» WHAT YOU SHOULD DO:
Repeat each record below exactly, omitting whatever pictures appear in it.

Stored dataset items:

*** Begin section ***

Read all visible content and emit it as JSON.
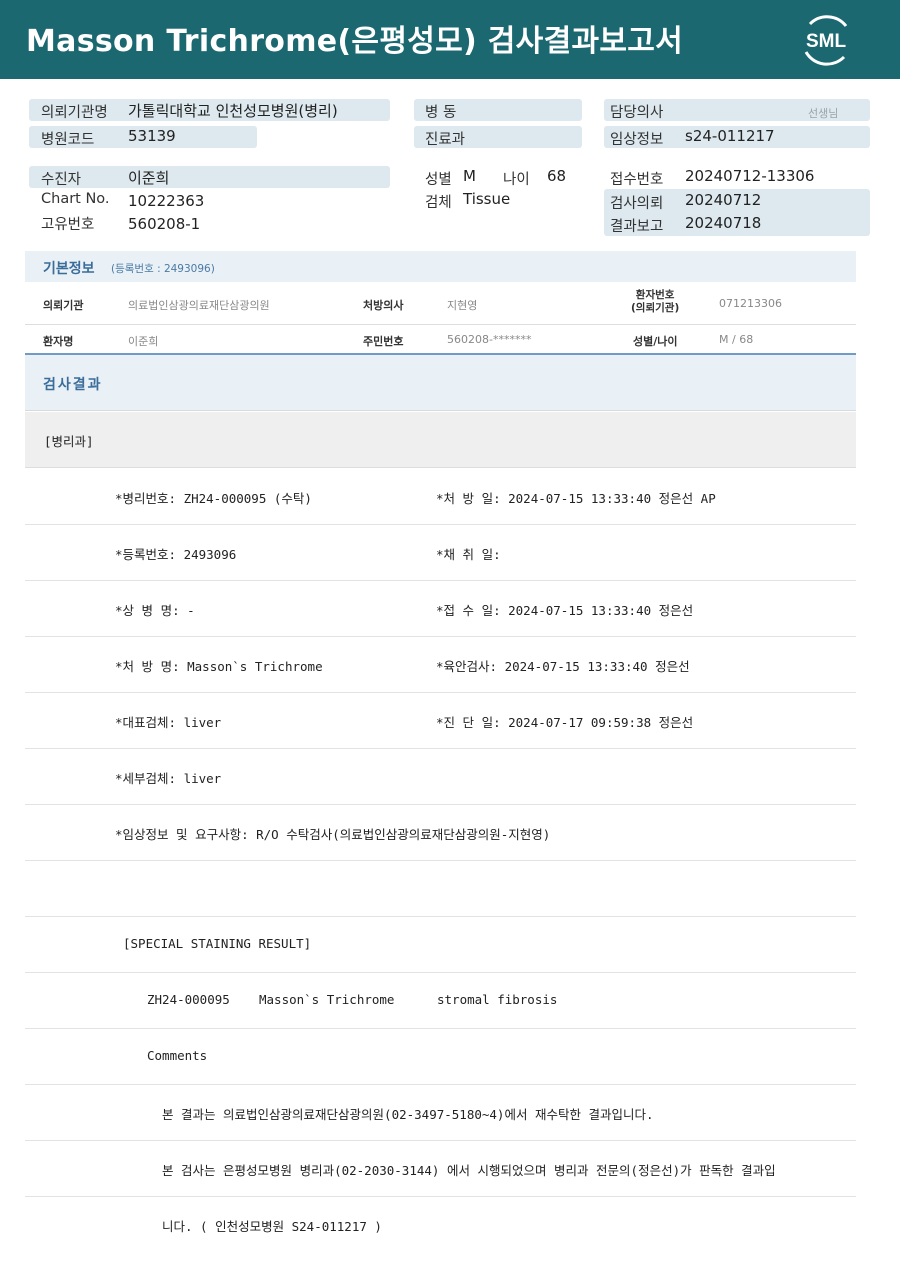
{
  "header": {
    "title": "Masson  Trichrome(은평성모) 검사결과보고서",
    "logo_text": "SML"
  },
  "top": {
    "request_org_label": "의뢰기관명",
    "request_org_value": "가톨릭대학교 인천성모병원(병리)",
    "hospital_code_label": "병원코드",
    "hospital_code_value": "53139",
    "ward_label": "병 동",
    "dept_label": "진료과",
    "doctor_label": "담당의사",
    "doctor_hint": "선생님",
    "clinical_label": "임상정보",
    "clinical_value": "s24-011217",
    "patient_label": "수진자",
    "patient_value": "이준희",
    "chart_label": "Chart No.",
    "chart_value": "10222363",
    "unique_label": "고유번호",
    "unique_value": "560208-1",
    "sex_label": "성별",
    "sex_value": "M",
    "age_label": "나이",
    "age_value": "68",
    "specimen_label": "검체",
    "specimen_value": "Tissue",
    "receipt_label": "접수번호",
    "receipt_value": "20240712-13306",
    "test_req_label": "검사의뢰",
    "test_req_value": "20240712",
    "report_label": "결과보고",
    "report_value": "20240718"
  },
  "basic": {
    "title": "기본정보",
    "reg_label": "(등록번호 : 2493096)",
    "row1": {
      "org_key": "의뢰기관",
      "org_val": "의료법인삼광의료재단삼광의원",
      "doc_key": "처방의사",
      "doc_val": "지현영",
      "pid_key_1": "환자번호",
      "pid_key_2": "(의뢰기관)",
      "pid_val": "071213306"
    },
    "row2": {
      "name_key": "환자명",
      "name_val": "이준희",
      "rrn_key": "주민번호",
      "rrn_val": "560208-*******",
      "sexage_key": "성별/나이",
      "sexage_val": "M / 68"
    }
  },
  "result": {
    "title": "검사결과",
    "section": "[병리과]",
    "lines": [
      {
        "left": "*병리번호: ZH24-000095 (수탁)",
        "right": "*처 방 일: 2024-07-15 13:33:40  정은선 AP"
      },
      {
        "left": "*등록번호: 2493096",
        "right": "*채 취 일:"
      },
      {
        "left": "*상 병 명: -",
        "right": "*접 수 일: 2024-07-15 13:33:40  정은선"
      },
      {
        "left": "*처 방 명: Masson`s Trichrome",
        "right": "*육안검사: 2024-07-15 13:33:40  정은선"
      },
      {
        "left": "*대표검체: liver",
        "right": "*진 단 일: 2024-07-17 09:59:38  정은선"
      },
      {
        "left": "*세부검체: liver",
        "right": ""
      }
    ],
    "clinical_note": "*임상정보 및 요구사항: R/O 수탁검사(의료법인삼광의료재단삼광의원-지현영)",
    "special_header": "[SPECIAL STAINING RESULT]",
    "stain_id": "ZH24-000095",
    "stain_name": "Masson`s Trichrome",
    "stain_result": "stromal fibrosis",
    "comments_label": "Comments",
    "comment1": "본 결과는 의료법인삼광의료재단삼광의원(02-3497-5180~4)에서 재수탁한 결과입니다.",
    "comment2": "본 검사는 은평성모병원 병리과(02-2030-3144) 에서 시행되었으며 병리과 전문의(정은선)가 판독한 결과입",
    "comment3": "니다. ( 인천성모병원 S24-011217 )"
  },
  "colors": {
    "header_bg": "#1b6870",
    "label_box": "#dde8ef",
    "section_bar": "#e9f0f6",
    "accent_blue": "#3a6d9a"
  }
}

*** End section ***

» EXPECTED OUTPUT:
Read all visible content and emit it as JSON.
{
  "header": {
    "title": "Masson  Trichrome(은평성모) 검사결과보고서",
    "logo_text": "SML"
  },
  "top": {
    "request_org_label": "의뢰기관명",
    "request_org_value": "가톨릭대학교 인천성모병원(병리)",
    "hospital_code_label": "병원코드",
    "hospital_code_value": "53139",
    "ward_label": "병 동",
    "dept_label": "진료과",
    "doctor_label": "담당의사",
    "doctor_hint": "선생님",
    "clinical_label": "임상정보",
    "clinical_value": "s24-011217",
    "patient_label": "수진자",
    "patient_value": "이준희",
    "chart_label": "Chart No.",
    "chart_value": "10222363",
    "unique_label": "고유번호",
    "unique_value": "560208-1",
    "sex_label": "성별",
    "sex_value": "M",
    "age_label": "나이",
    "age_value": "68",
    "specimen_label": "검체",
    "specimen_value": "Tissue",
    "receipt_label": "접수번호",
    "receipt_value": "20240712-13306",
    "test_req_label": "검사의뢰",
    "test_req_value": "20240712",
    "report_label": "결과보고",
    "report_value": "20240718"
  },
  "basic": {
    "title": "기본정보",
    "reg_label": "(등록번호 : 2493096)",
    "row1": {
      "org_key": "의뢰기관",
      "org_val": "의료법인삼광의료재단삼광의원",
      "doc_key": "처방의사",
      "doc_val": "지현영",
      "pid_key_1": "환자번호",
      "pid_key_2": "(의뢰기관)",
      "pid_val": "071213306"
    },
    "row2": {
      "name_key": "환자명",
      "name_val": "이준희",
      "rrn_key": "주민번호",
      "rrn_val": "560208-*******",
      "sexage_key": "성별/나이",
      "sexage_val": "M / 68"
    }
  },
  "result": {
    "title": "검사결과",
    "section": "[병리과]",
    "lines": [
      {
        "left": "*병리번호: ZH24-000095 (수탁)",
        "right": "*처 방 일: 2024-07-15 13:33:40  정은선 AP"
      },
      {
        "left": "*등록번호: 2493096",
        "right": "*채 취 일:"
      },
      {
        "left": "*상 병 명: -",
        "right": "*접 수 일: 2024-07-15 13:33:40  정은선"
      },
      {
        "left": "*처 방 명: Masson`s Trichrome",
        "right": "*육안검사: 2024-07-15 13:33:40  정은선"
      },
      {
        "left": "*대표검체: liver",
        "right": "*진 단 일: 2024-07-17 09:59:38  정은선"
      },
      {
        "left": "*세부검체: liver",
        "right": ""
      }
    ],
    "clinical_note": "*임상정보 및 요구사항: R/O 수탁검사(의료법인삼광의료재단삼광의원-지현영)",
    "special_header": "[SPECIAL STAINING RESULT]",
    "stain_id": "ZH24-000095",
    "stain_name": "Masson`s Trichrome",
    "stain_result": "stromal fibrosis",
    "comments_label": "Comments",
    "comment1": "본 결과는 의료법인삼광의료재단삼광의원(02-3497-5180~4)에서 재수탁한 결과입니다.",
    "comment2": "본 검사는 은평성모병원 병리과(02-2030-3144) 에서 시행되었으며 병리과 전문의(정은선)가 판독한 결과입",
    "comment3": "니다. ( 인천성모병원 S24-011217 )"
  },
  "colors": {
    "header_bg": "#1b6870",
    "label_box": "#dde8ef",
    "section_bar": "#e9f0f6",
    "accent_blue": "#3a6d9a"
  }
}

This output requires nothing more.